The mutation in the MEN1 gene found in our patient has not been described before (Fig. 5). However, for this position of the MEN1 gene mutation, another base exchange has been reported leading to an M1V exchange (9). Villablanca et al. described mutation to be associated with isolated primary hyperparathyroidism in the examined family. This stands in contrast with our observation, as our patient also presents with pituitary adenoma, lipomas, and possible pancreatic tumors. For our mutation, the possible outcomes are that either the protein is shorter, being another methionine used by the translation machinery, or the protein is not formed at all.

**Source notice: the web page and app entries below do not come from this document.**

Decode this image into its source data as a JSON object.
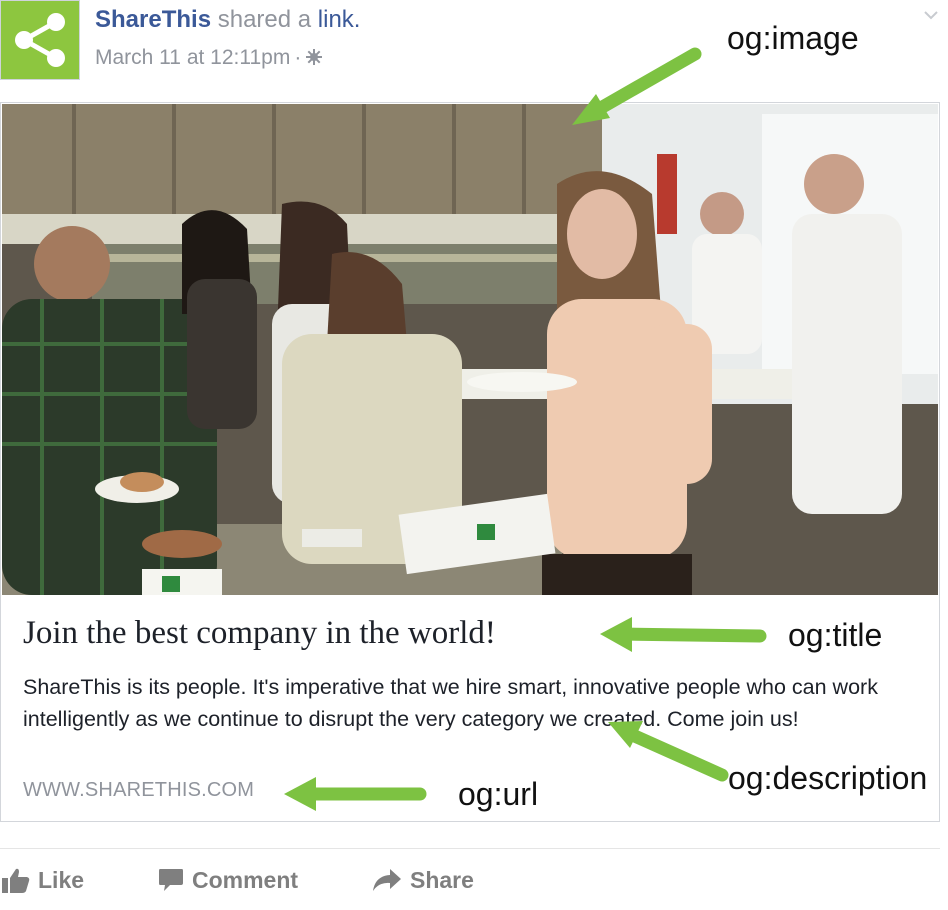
{
  "post": {
    "author": "ShareThis",
    "verb": "shared a",
    "link_word": "link.",
    "timestamp": "March 11 at 12:11pm",
    "separator": "·"
  },
  "card": {
    "title": "Join the best company in the world!",
    "description": "ShareThis is its people. It's imperative that we hire smart, innovative people who can work intelligently as we continue to disrupt the very category we created. Come join us!",
    "url": "WWW.SHARETHIS.COM"
  },
  "annotations": {
    "image": "og:image",
    "title": "og:title",
    "description": "og:description",
    "url": "og:url"
  },
  "actions": {
    "like": "Like",
    "comment": "Comment",
    "share": "Share"
  },
  "colors": {
    "brand_green": "#8dc63f",
    "link_blue": "#3b5998",
    "meta_gray": "#90949c",
    "arrow_green": "#7dc242"
  },
  "icons": [
    "share-logo-icon",
    "globe-icon",
    "chevron-down-icon",
    "like-icon",
    "comment-icon",
    "share-arrow-icon"
  ]
}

Moreover, the EXT1 gene mutation has not been described before (Fig. 5). The EXT1 mutation is located in the acceptor site of intron 5 and presents with a relatively severe phenotype. Nevertheless, a mutation in the same place in the EXT1 gene with another base exchange (A>G instead of A>C) has been reported by Dobson-Stone et al. (10). We performed genetic testing in the father and detected the same mutation in the EXT1 gene (the father did not harbor a mutation in the MEN1 gene). By using in silico prediction (integrated Software Alamut V.2.4, Interaktive Biosoftware http://www.interactive-biosoftware.com) for the EXT1 splicing mutation, we predict that EXT1 mutation c.1418-2A>C activates an exonic cryptic acceptor splice site (ASS) of exon 6. In that case, the patient had ‘three or more radiographically confirmed osteochondromas’ (10). In our case, the mutation is related to a severe phenotype, involving upper and lower limbs as well as axial bones (scapula, humerus, ulna, radius, hand bones, femur, tibia, fibula, foot bones, ribs, spine, and pelvis), where multiple osteochondromas and deformities (shortened humerus, sabre-shaped radius as shown in Figs 1 and 2) were observed. The patient needs to be monitored not only regarding possible neuroendocrine tumors in pancreas and gastrointestinal region, but also for a possible transformation of bone lesions into secondary peripheral chondrosarcoma. Therefore, the patient should be informed that growth and increasing pain are suspicious of sarcomatous transformation.
In conclusion, we report mutations in the MEN1 gene and the EXT1 gene found in one patient, which have not been described in the literature yet.
Declaration of interest
The authors declare that there is no conflict of interest that could be perceived as prejudicing the impartiality of the research reported.
This research did not receive any specific grant from any funding agency in the public, commercial or not-for-profit sector.
Written informed consent was obtained from the patient.
Author contribution statement
H Remde analyzed the patient's files and records, scanned the X-rays, and wrote the article. E Kaminsky performed the gene analysis and helped with the discussion. M Werner performed the histological analysis and helped with the discussion. M Quinkler treated the patient, planned the case reports, and wrote the article.
Dobson-StoneCCoxRDLonieLSouthamLFraserMWiseCBernierFHodgsonSPorterDESimpsonAH 2000 Comparison of fluorescent single–strand conformation polymorphism analysis and denaturing high-performance liquid chromatography for detection of EXT1 and EXT2 mutations in hereditary multiple exostoses. European Journal of Human Genetics 8 24–32. (doi:10.1038/sj.ejhg.5200409)